Protect your pets: Vets issue tips for keeping pets safe during hot summer days

TORONTO, ONTARIO, CANADA - 2018/05/06: Cocker Spaniel dog or pet in a city public park with green grass during the springtime. (Photo by Roberto Machado Noa/LightRocket via Getty Images)

If you love taking your pets for walks during the summer, veterinarians are issuing renewed warnings for pet owners. 

As the Philadelphia area deals with a heat wave this week, it's important to remember that a simple walk could do some serious damage to your pets.

Every summer, veterinarians see burned paw pads. Pet owners may not realize that dogs’ paw pads are quite sensitive just like human feet and hands. Their paws are not designed to handle extreme temperatures.

To determine whether or not your pet is safe outdoors, veterinarians suggest testing pavement by either standing barefoot or holding the back of your hand on the pavement for seven seconds. If by seven seconds you cannot handle the heat then the pavement is definitely too hot for your canine companion.

Officials recommend several things in order to keep walks safe for your pet. 

One, you can walk during cooler times of the day. You should avoid talking walks during the hottest times of day and instead choose to walk in either the early morning or late evening when the pavement is cooler.

Two, keep your walks short.
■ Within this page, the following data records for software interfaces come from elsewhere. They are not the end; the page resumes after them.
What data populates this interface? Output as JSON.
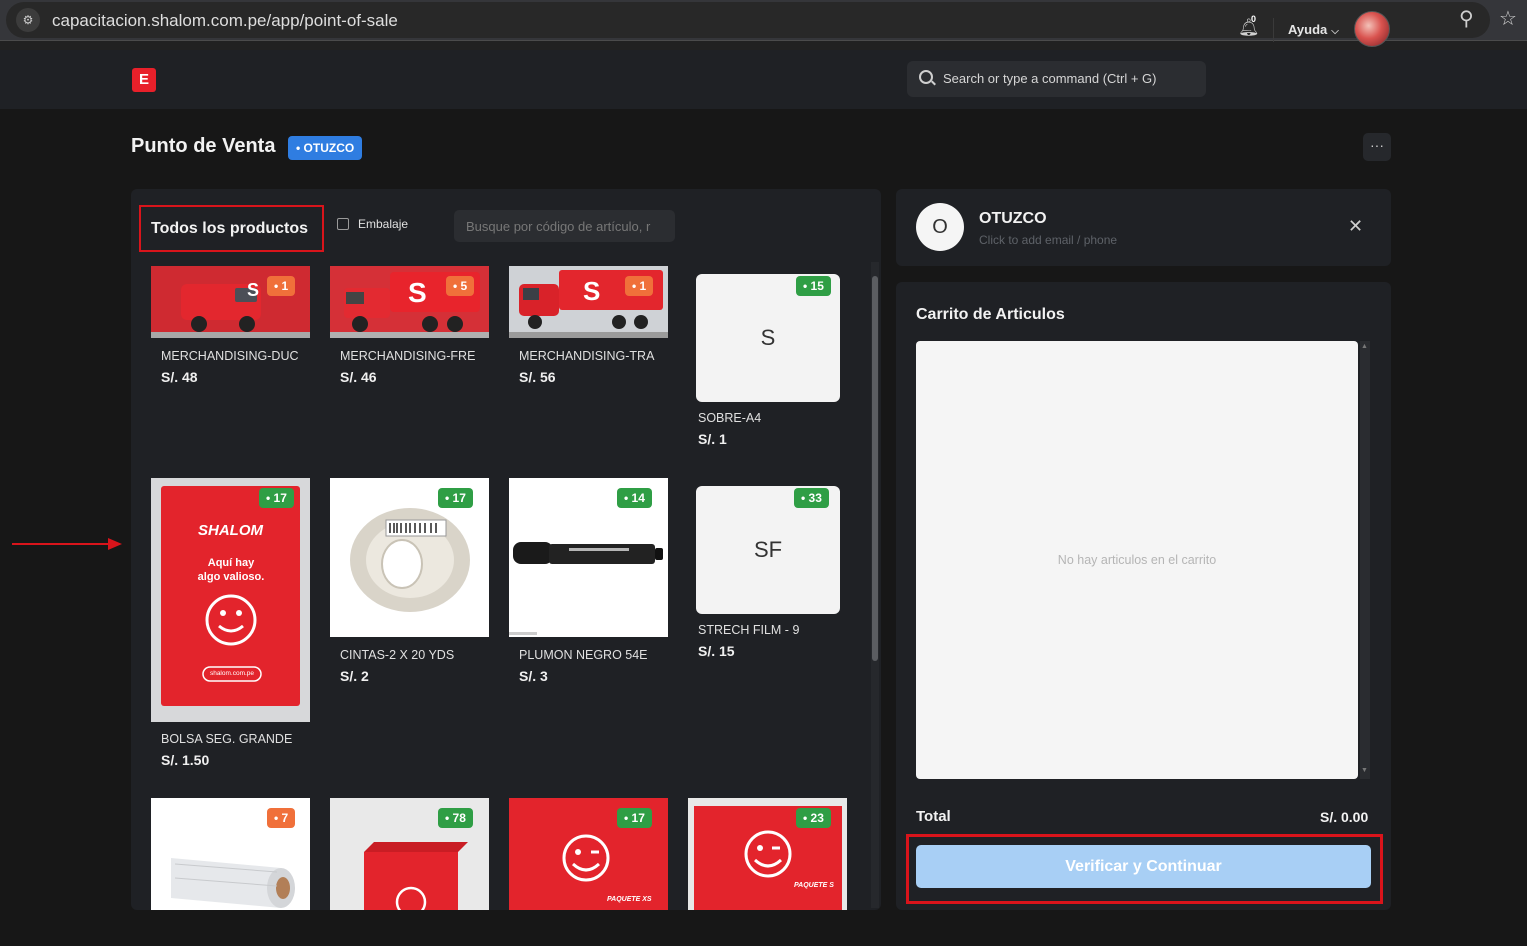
{
  "browser": {
    "url": "capacitacion.shalom.com.pe/app/point-of-sale",
    "site_info_icon": "tune-icon",
    "zoom_icon": "zoom-icon",
    "bookmark_icon": "star-icon"
  },
  "navbar": {
    "logo_letter": "E",
    "search_placeholder": "Search or type a command (Ctrl + G)",
    "notifications_count": "0",
    "help_label": "Ayuda"
  },
  "page": {
    "title": "Punto de Venta",
    "branch_badge": "• OTUZCO",
    "more_label": "···"
  },
  "products": {
    "filter_label": "Todos los productos",
    "packaging_label": "Embalaje",
    "search_placeholder": "Busque por código de artículo, r",
    "items": [
      {
        "name": "MERCHANDISING-DUC",
        "price": "S/. 48",
        "stock": "• 1",
        "stock_color": "#f0703a",
        "image": "red-van-toy"
      },
      {
        "name": "MERCHANDISING-FRE",
        "price": "S/. 46",
        "stock": "• 5",
        "stock_color": "#f0703a",
        "image": "red-truck-toy"
      },
      {
        "name": "MERCHANDISING-TRA",
        "price": "S/. 56",
        "stock": "• 1",
        "stock_color": "#f0703a",
        "image": "red-trailer-toy"
      },
      {
        "name": "SOBRE-A4",
        "price": "S/. 1",
        "stock": "• 15",
        "stock_color": "#2f9e45",
        "initial": "S"
      },
      {
        "name": "BOLSA SEG. GRANDE",
        "price": "S/. 1.50",
        "stock": "• 17",
        "stock_color": "#2f9e45",
        "image": "red-security-bag",
        "bag_brand": "SHALOM",
        "bag_slogan": "Aquí hay algo valioso.",
        "bag_site": "shalom.com.pe"
      },
      {
        "name": "CINTAS-2 X 20 YDS",
        "price": "S/. 2",
        "stock": "• 17",
        "stock_color": "#2f9e45",
        "image": "packing-tape"
      },
      {
        "name": "PLUMON NEGRO 54E",
        "price": "S/. 3",
        "stock": "• 14",
        "stock_color": "#2f9e45",
        "image": "black-marker"
      },
      {
        "name": "STRECH FILM - 9",
        "price": "S/. 15",
        "stock": "• 33",
        "stock_color": "#2f9e45",
        "initial": "SF"
      },
      {
        "stock": "• 7",
        "stock_color": "#f0703a",
        "image": "stretch-film-roll"
      },
      {
        "stock": "• 78",
        "stock_color": "#2f9e45",
        "image": "red-box"
      },
      {
        "stock": "• 17",
        "stock_color": "#2f9e45",
        "image": "red-box-xs",
        "box_label": "PAQUETE XS"
      },
      {
        "stock": "• 23",
        "stock_color": "#2f9e45",
        "image": "red-box-s",
        "box_label": "PAQUETE S"
      }
    ]
  },
  "customer": {
    "initial": "O",
    "name": "OTUZCO",
    "hint": "Click to add email / phone"
  },
  "cart": {
    "title": "Carrito de Articulos",
    "empty_message": "No hay articulos en el carrito",
    "total_label": "Total",
    "total_value": "S/. 0.00",
    "checkout_label": "Verificar y Continuar"
  },
  "colors": {
    "accent_red": "#d9141b",
    "badge_blue": "#2f7de1",
    "checkout_blue": "#a8cff5"
  }
}
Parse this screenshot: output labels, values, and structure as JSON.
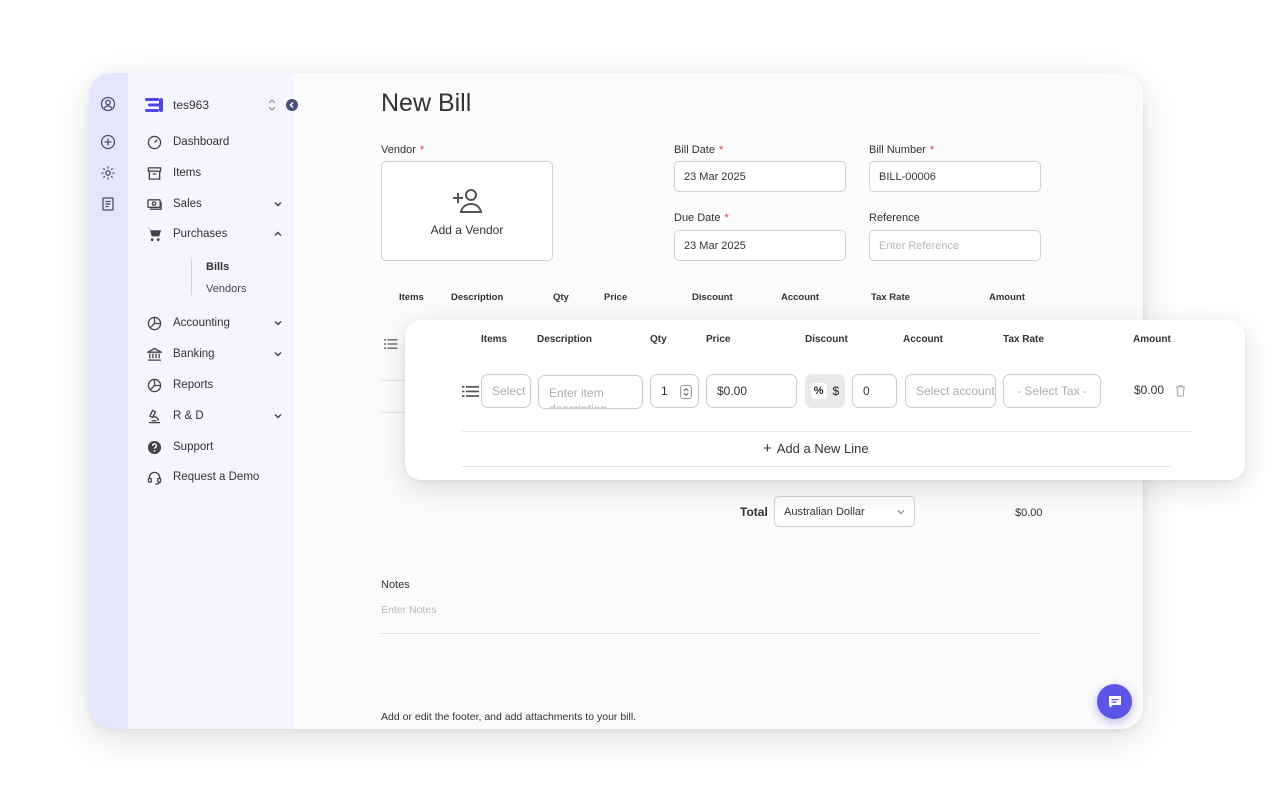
{
  "workspace": {
    "name": "tes963"
  },
  "sidebar": {
    "items": [
      {
        "label": "Dashboard"
      },
      {
        "label": "Items"
      },
      {
        "label": "Sales"
      },
      {
        "label": "Purchases"
      },
      {
        "label": "Accounting"
      },
      {
        "label": "Banking"
      },
      {
        "label": "Reports"
      },
      {
        "label": "R & D"
      },
      {
        "label": "Support"
      },
      {
        "label": "Request a Demo"
      }
    ],
    "purchases_sub": [
      {
        "label": "Bills",
        "active": true
      },
      {
        "label": "Vendors"
      }
    ]
  },
  "page": {
    "title": "New Bill"
  },
  "form": {
    "vendor_label": "Vendor",
    "add_vendor": "Add a Vendor",
    "bill_date_label": "Bill Date",
    "bill_date_value": "23 Mar 2025",
    "bill_number_label": "Bill Number",
    "bill_number_value": "BILL-00006",
    "due_date_label": "Due Date",
    "due_date_value": "23 Mar 2025",
    "reference_label": "Reference",
    "reference_placeholder": "Enter Reference",
    "required_mark": "*"
  },
  "table": {
    "headers": [
      "Items",
      "Description",
      "Qty",
      "Price",
      "Discount",
      "Account",
      "Tax Rate",
      "Amount"
    ]
  },
  "line_item": {
    "item_placeholder": "Select",
    "description_placeholder": "Enter item description",
    "qty": "1",
    "price": "$0.00",
    "discount_pct": "%",
    "discount_dollar": "$",
    "discount_value": "0",
    "account_placeholder": "Select account",
    "tax_placeholder": "- Select Tax -",
    "amount": "$0.00",
    "add_line": "Add a New Line"
  },
  "totals": {
    "label": "Total",
    "currency": "Australian Dollar",
    "value": "$0.00"
  },
  "notes": {
    "label": "Notes",
    "placeholder": "Enter Notes"
  },
  "footer": {
    "text": "Add or edit the footer, and add attachments to your bill."
  },
  "colors": {
    "accent": "#5b55e8",
    "rail": "#e4e6fb",
    "sidebar": "#f4f5fe",
    "required": "#e03b3b"
  }
}
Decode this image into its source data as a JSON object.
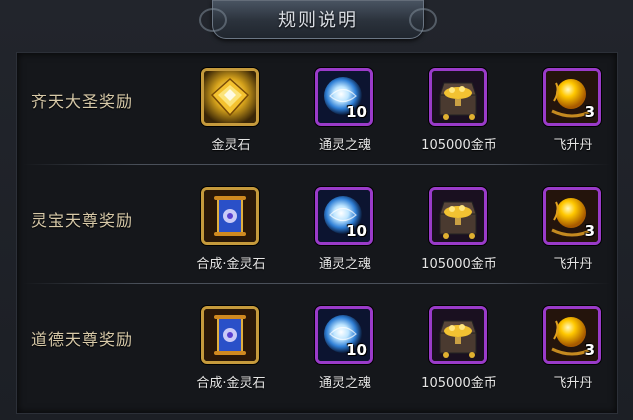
{
  "title": "规则说明",
  "rows": [
    {
      "label": "齐天大圣奖励",
      "items": [
        {
          "name": "金灵石",
          "count": "",
          "icon": "gold-spirit-stone-icon"
        },
        {
          "name": "通灵之魂",
          "count": "10",
          "icon": "spirit-soul-orb-icon"
        },
        {
          "name": "105000金币",
          "count": "",
          "icon": "treasure-chest-icon"
        },
        {
          "name": "飞升丹",
          "count": "3",
          "icon": "ascension-pill-icon"
        }
      ]
    },
    {
      "label": "灵宝天尊奖励",
      "items": [
        {
          "name": "合成·金灵石",
          "count": "",
          "icon": "synthesis-scroll-icon"
        },
        {
          "name": "通灵之魂",
          "count": "10",
          "icon": "spirit-soul-orb-icon"
        },
        {
          "name": "105000金币",
          "count": "",
          "icon": "treasure-chest-icon"
        },
        {
          "name": "飞升丹",
          "count": "3",
          "icon": "ascension-pill-icon"
        }
      ]
    },
    {
      "label": "道德天尊奖励",
      "items": [
        {
          "name": "合成·金灵石",
          "count": "",
          "icon": "synthesis-scroll-icon"
        },
        {
          "name": "通灵之魂",
          "count": "10",
          "icon": "spirit-soul-orb-icon"
        },
        {
          "name": "105000金币",
          "count": "",
          "icon": "treasure-chest-icon"
        },
        {
          "name": "飞升丹",
          "count": "3",
          "icon": "ascension-pill-icon"
        }
      ]
    }
  ],
  "colors": {
    "gold_border": "#c59a3c",
    "purple_border": "#9a3bc9",
    "label_text": "#d7c9a8"
  }
}
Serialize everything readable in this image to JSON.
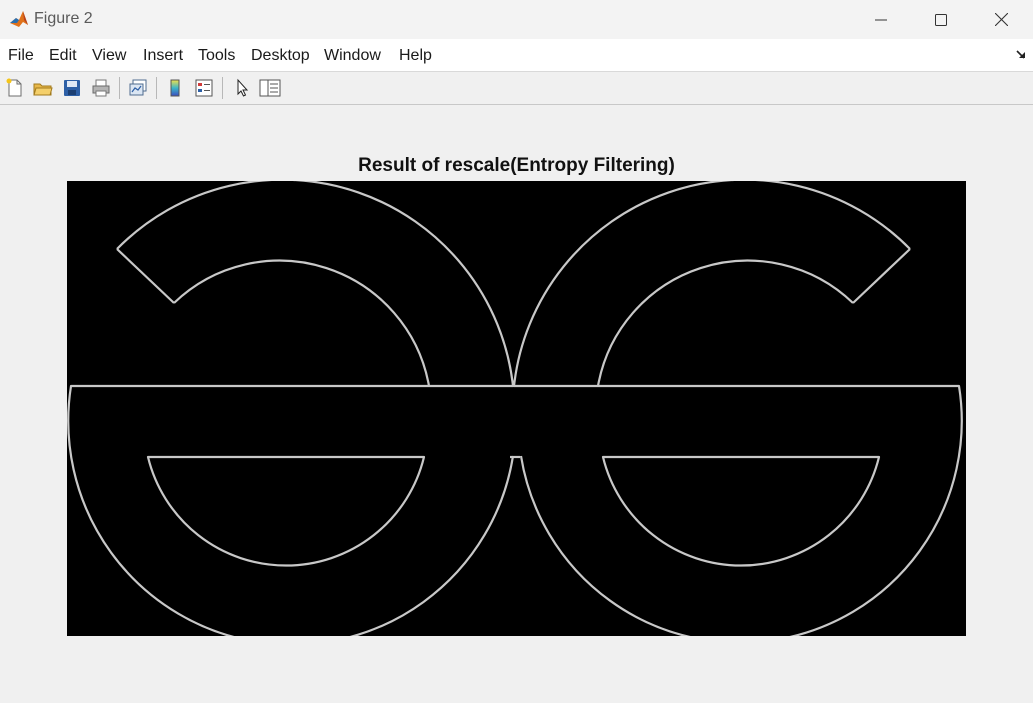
{
  "window": {
    "title": "Figure 2",
    "app_icon": "matlab-icon"
  },
  "menu": {
    "items": [
      "File",
      "Edit",
      "View",
      "Insert",
      "Tools",
      "Desktop",
      "Window",
      "Help"
    ]
  },
  "toolbar": {
    "icons": [
      "new-figure-icon",
      "open-file-icon",
      "save-icon",
      "print-icon",
      "link-plot-icon",
      "colorbar-icon",
      "legend-icon",
      "pointer-icon",
      "property-editor-icon"
    ]
  },
  "figure": {
    "title": "Result of rescale(Entropy Filtering)",
    "image_background": "#000000",
    "edge_color": "#c8c8c8"
  }
}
If you absolutely must take your pet out during the day, try to keep your walks short and choose a route that provides lots of shade.

Another recommendation officials make is that you can skip the asphalt entirely and instead walk your pet on the grass or on hiking trails. 

And lastly, it might be helpful to gift your dog with booties to cover their paws and keep the heat from burning them. 

However, pavement isn’t the only surface that can burn your pup’s paws in summer heat. VetsNow warns that artificial grass can also get dangerously hot because it contains black crumb rubber from recycled tires. 

Other artificial surfaces like running tracks and tennis courts can also reach scalding temperatures in the summer sun so it is important to keep this in mind where your pets are concerned.

You should keep an eye out for signs of discomfort like your dog holding up its feet, limping, or vocalizing or panting heavily during walks, as well as licking or chewing the feet after going on a walk. Also, if the pads are damaged you may notice a change in the color. Sometimes, if the paw pads are burned, pets can experience blisters. 

If you notice any of these symptoms, it’s important to get your dog onto grass or another cooler surface and to flush the injured paws with water as quickly as possible. Also, a cold compress or ice may help soothe the pet's paws if they are injured. 

Treatment for paw pad burns can be difficult to manage, usually requiring bandages on the feet and administration of antibiotics to prevent infection from occurring while you wait for several layers of tissue to regrow. Many dogs with burned paws benefit from wearing booties during the healing process to protect the delicate tissue.



SUBSCRIBE: Good Day Digest Newsletter | FOX 29 Philly on YouTube

FOLLOW: Facebook | Instagram | Twitter